● REQUIRED WORK
The entries are to be given back verbatim; no picture is to be copied.

○ ○ ○

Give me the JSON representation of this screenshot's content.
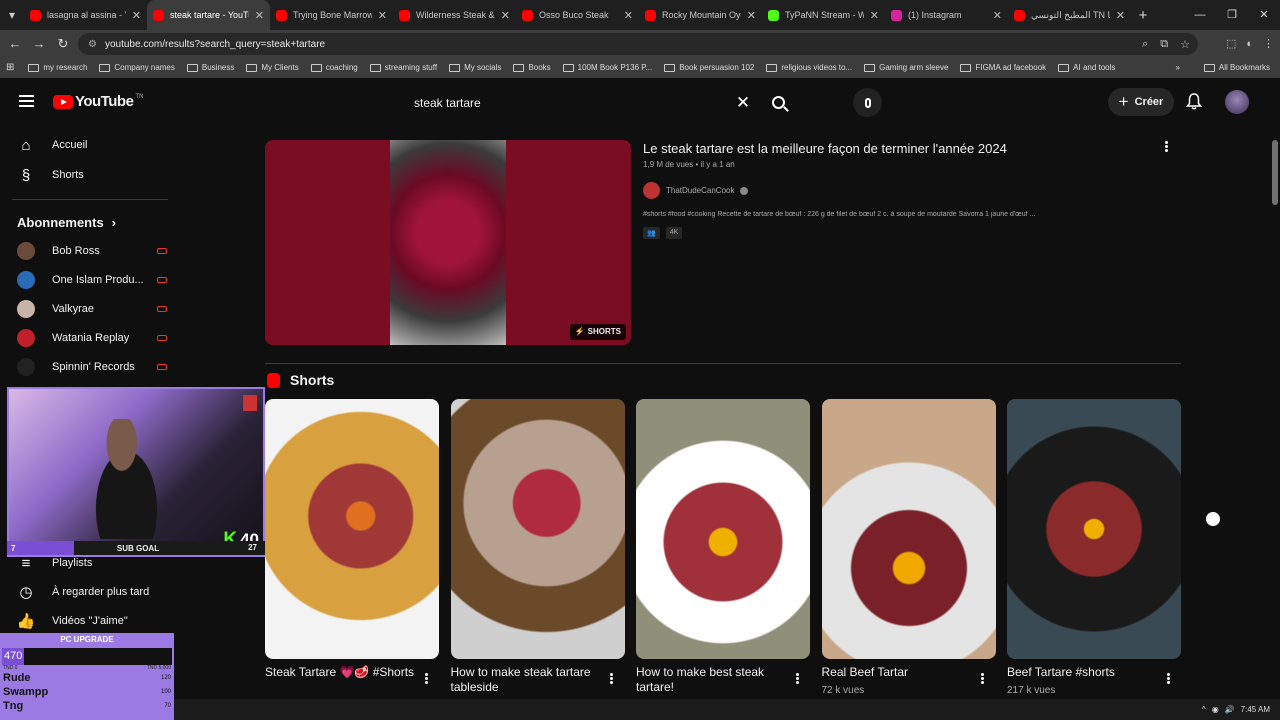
{
  "browser": {
    "tabs": [
      {
        "title": "lasagna al assina - Y",
        "fav": "#ff0000"
      },
      {
        "title": "steak tartare - YouTub",
        "fav": "#ff0000",
        "active": true
      },
      {
        "title": "Trying Bone Marrow",
        "fav": "#ff0000"
      },
      {
        "title": "Wilderness Steak & T",
        "fav": "#ff0000"
      },
      {
        "title": "Osso Buco Steak",
        "fav": "#ff0000"
      },
      {
        "title": "Rocky Mountain Oys",
        "fav": "#ff0000"
      },
      {
        "title": "TyPaNN Stream - We",
        "fav": "#53fc18"
      },
      {
        "title": "(1) Instagram",
        "fav": "#d6249f"
      },
      {
        "title": "المطبخ التونسي TN قنا",
        "fav": "#ff0000"
      }
    ],
    "url": "youtube.com/results?search_query=steak+tartare",
    "bookmarks": [
      "my research",
      "Company names",
      "Business",
      "My Clients",
      "coaching",
      "streaming stuff",
      "My socials",
      "Books",
      "100M Book P136 P...",
      "Book persuasion 102",
      "religious videos to...",
      "Gaming arm sleeve",
      "FIGMA ad facebook",
      "AI and tools"
    ],
    "all_bookmarks": "All Bookmarks"
  },
  "header": {
    "logo": "YouTube",
    "country": "TN",
    "search_query": "steak tartare",
    "create_label": "Créer"
  },
  "sidebar": {
    "home": "Accueil",
    "shorts": "Shorts",
    "subscriptions_heading": "Abonnements",
    "subscriptions": [
      {
        "name": "Bob Ross",
        "color": "#6b4a3a"
      },
      {
        "name": "One Islam Produ...",
        "color": "#2a6bb8"
      },
      {
        "name": "Valkyrae",
        "color": "#c7b3a8"
      },
      {
        "name": "Watania Replay",
        "color": "#c0202a"
      },
      {
        "name": "Spinnin' Records",
        "color": "#222222"
      }
    ],
    "playlists": "Playlists",
    "watch_later": "À regarder plus tard",
    "liked": "Vidéos \"J'aime\""
  },
  "stream_overlay": {
    "kick_count": "40",
    "subgoal_label": "SUB GOAL",
    "subgoal_current": "7",
    "subgoal_target": "27",
    "subgoal_progress": 0.26,
    "pc_upgrade_title": "PC UPGRADE",
    "pc_upgrade_value": "470",
    "pc_upgrade_min": "TND 0",
    "pc_upgrade_max": "TND 5,000",
    "leaderboard": [
      {
        "name": "Rude",
        "amount": "120"
      },
      {
        "name": "Swampp",
        "amount": "100"
      },
      {
        "name": "Tng",
        "amount": "70"
      }
    ]
  },
  "featured": {
    "title": "Le steak tartare est la meilleure façon de terminer l'année 2024",
    "meta": "1,9 M de vues • il y a 1 an",
    "channel": "ThatDudeCanCook",
    "description": "#shorts #food #cooking Recette de tartare de bœuf : 226 g de filet de bœuf 2 c. à soupe de moutarde Savorra 1 jaune d'œuf ...",
    "badge": "4K",
    "shorts_tag": "SHORTS"
  },
  "shorts_section": {
    "heading": "Shorts",
    "items": [
      {
        "title": "Steak Tartare 💗🥩 #Shorts",
        "views": ""
      },
      {
        "title": "How to make steak tartare tableside",
        "views": ""
      },
      {
        "title": "How to make best steak tartare!",
        "views": ""
      },
      {
        "title": "Real Beef Tartar",
        "views": "72 k vues"
      },
      {
        "title": "Beef Tartare #shorts",
        "views": "217 k vues"
      }
    ]
  },
  "taskbar": {
    "time": "7:45 AM"
  }
}
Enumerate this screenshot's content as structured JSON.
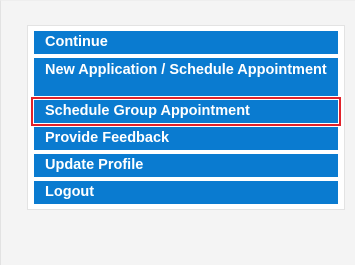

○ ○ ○

● ANSWER TO THE PROBLEM
Give me the JSON representation of this screenshot's content.
{
  "browser": {
    "tabs": [
      {
        "title": "lasagna al assina - Y",
        "fav": "#ff0000"
      },
      {
        "title": "steak tartare - YouTub",
        "fav": "#ff0000",
        "active": true
      },
      {
        "title": "Trying Bone Marrow",
        "fav": "#ff0000"
      },
      {
        "title": "Wilderness Steak & T",
        "fav": "#ff0000"
      },
      {
        "title": "Osso Buco Steak",
        "fav": "#ff0000"
      },
      {
        "title": "Rocky Mountain Oys",
        "fav": "#ff0000"
      },
      {
        "title": "TyPaNN Stream - We",
        "fav": "#53fc18"
      },
      {
        "title": "(1) Instagram",
        "fav": "#d6249f"
      },
      {
        "title": "المطبخ التونسي TN قنا",
        "fav": "#ff0000"
      }
    ],
    "url": "youtube.com/results?search_query=steak+tartare",
    "bookmarks": [
      "my research",
      "Company names",
      "Business",
      "My Clients",
      "coaching",
      "streaming stuff",
      "My socials",
      "Books",
      "100M Book P136 P...",
      "Book persuasion 102",
      "religious videos to...",
      "Gaming arm sleeve",
      "FIGMA ad facebook",
      "AI and tools"
    ],
    "all_bookmarks": "All Bookmarks"
  },
  "header": {
    "logo": "YouTube",
    "country": "TN",
    "search_query": "steak tartare",
    "create_label": "Créer"
  },
  "sidebar": {
    "home": "Accueil",
    "shorts": "Shorts",
    "subscriptions_heading": "Abonnements",
    "subscriptions": [
      {
        "name": "Bob Ross",
        "color": "#6b4a3a"
      },
      {
        "name": "One Islam Produ...",
        "color": "#2a6bb8"
      },
      {
        "name": "Valkyrae",
        "color": "#c7b3a8"
      },
      {
        "name": "Watania Replay",
        "color": "#c0202a"
      },
      {
        "name": "Spinnin' Records",
        "color": "#222222"
      }
    ],
    "playlists": "Playlists",
    "watch_later": "À regarder plus tard",
    "liked": "Vidéos \"J'aime\""
  },
  "stream_overlay": {
    "kick_count": "40",
    "subgoal_label": "SUB GOAL",
    "subgoal_current": "7",
    "subgoal_target": "27",
    "subgoal_progress": 0.26,
    "pc_upgrade_title": "PC UPGRADE",
    "pc_upgrade_value": "470",
    "pc_upgrade_min": "TND 0",
    "pc_upgrade_max": "TND 5,000",
    "leaderboard": [
      {
        "name": "Rude",
        "amount": "120"
      },
      {
        "name": "Swampp",
        "amount": "100"
      },
      {
        "name": "Tng",
        "amount": "70"
      }
    ]
  },
  "featured": {
    "title": "Le steak tartare est la meilleure façon de terminer l'année 2024",
    "meta": "1,9 M de vues • il y a 1 an",
    "channel": "ThatDudeCanCook",
    "description": "#shorts #food #cooking Recette de tartare de bœuf : 226 g de filet de bœuf 2 c. à soupe de moutarde Savorra 1 jaune d'œuf ...",
    "badge": "4K",
    "shorts_tag": "SHORTS"
  },
  "shorts_section": {
    "heading": "Shorts",
    "items": [
      {
        "title": "Steak Tartare 💗🥩 #Shorts",
        "views": ""
      },
      {
        "title": "How to make steak tartare tableside",
        "views": ""
      },
      {
        "title": "How to make best steak tartare!",
        "views": ""
      },
      {
        "title": "Real Beef Tartar",
        "views": "72 k vues"
      },
      {
        "title": "Beef Tartare #shorts",
        "views": "217 k vues"
      }
    ]
  },
  "taskbar": {
    "time": "7:45 AM"
  }
}
Enumerate this screenshot's content as structured JSON.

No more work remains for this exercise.